------ Data supplied ------

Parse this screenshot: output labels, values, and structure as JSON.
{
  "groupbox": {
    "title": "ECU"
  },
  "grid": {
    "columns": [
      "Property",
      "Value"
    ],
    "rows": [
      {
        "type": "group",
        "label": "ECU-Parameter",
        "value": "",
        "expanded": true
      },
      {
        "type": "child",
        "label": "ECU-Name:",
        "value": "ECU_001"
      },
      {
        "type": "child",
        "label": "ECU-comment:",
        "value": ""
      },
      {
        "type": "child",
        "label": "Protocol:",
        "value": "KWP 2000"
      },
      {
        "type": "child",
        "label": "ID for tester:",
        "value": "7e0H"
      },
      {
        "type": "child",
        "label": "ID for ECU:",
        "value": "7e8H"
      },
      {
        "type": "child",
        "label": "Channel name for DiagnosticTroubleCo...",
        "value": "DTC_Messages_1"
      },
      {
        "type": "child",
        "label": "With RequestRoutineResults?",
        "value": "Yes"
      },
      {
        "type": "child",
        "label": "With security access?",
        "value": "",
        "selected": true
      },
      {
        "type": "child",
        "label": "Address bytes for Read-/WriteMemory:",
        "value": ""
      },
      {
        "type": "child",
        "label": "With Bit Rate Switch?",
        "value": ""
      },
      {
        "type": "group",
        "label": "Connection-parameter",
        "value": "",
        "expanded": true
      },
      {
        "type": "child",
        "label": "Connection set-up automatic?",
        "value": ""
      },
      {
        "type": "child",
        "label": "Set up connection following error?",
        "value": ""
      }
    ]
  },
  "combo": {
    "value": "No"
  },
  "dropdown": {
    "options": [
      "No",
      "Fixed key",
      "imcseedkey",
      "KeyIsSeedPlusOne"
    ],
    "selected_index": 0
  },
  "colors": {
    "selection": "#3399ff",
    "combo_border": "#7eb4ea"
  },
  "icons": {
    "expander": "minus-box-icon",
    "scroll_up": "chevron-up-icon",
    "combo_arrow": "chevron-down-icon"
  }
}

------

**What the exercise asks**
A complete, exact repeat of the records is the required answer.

**Solution**
Parse this screenshot: output labels, values, and structure as JSON.
{
  "groupbox": {
    "title": "ECU"
  },
  "grid": {
    "columns": [
      "Property",
      "Value"
    ],
    "rows": [
      {
        "type": "group",
        "label": "ECU-Parameter",
        "value": "",
        "expanded": true
      },
      {
        "type": "child",
        "label": "ECU-Name:",
        "value": "ECU_001"
      },
      {
        "type": "child",
        "label": "ECU-comment:",
        "value": ""
      },
      {
        "type": "child",
        "label": "Protocol:",
        "value": "KWP 2000"
      },
      {
        "type": "child",
        "label": "ID for tester:",
        "value": "7e0H"
      },
      {
        "type": "child",
        "label": "ID for ECU:",
        "value": "7e8H"
      },
      {
        "type": "child",
        "label": "Channel name for DiagnosticTroubleCo...",
        "value": "DTC_Messages_1"
      },
      {
        "type": "child",
        "label": "With RequestRoutineResults?",
        "value": "Yes"
      },
      {
        "type": "child",
        "label": "With security access?",
        "value": "",
        "selected": true
      },
      {
        "type": "child",
        "label": "Address bytes for Read-/WriteMemory:",
        "value": ""
      },
      {
        "type": "child",
        "label": "With Bit Rate Switch?",
        "value": ""
      },
      {
        "type": "group",
        "label": "Connection-parameter",
        "value": "",
        "expanded": true
      },
      {
        "type": "child",
        "label": "Connection set-up automatic?",
        "value": ""
      },
      {
        "type": "child",
        "label": "Set up connection following error?",
        "value": ""
      }
    ]
  },
  "combo": {
    "value": "No"
  },
  "dropdown": {
    "options": [
      "No",
      "Fixed key",
      "imcseedkey",
      "KeyIsSeedPlusOne"
    ],
    "selected_index": 0
  },
  "colors": {
    "selection": "#3399ff",
    "combo_border": "#7eb4ea"
  },
  "icons": {
    "expander": "minus-box-icon",
    "scroll_up": "chevron-up-icon",
    "combo_arrow": "chevron-down-icon"
  }
}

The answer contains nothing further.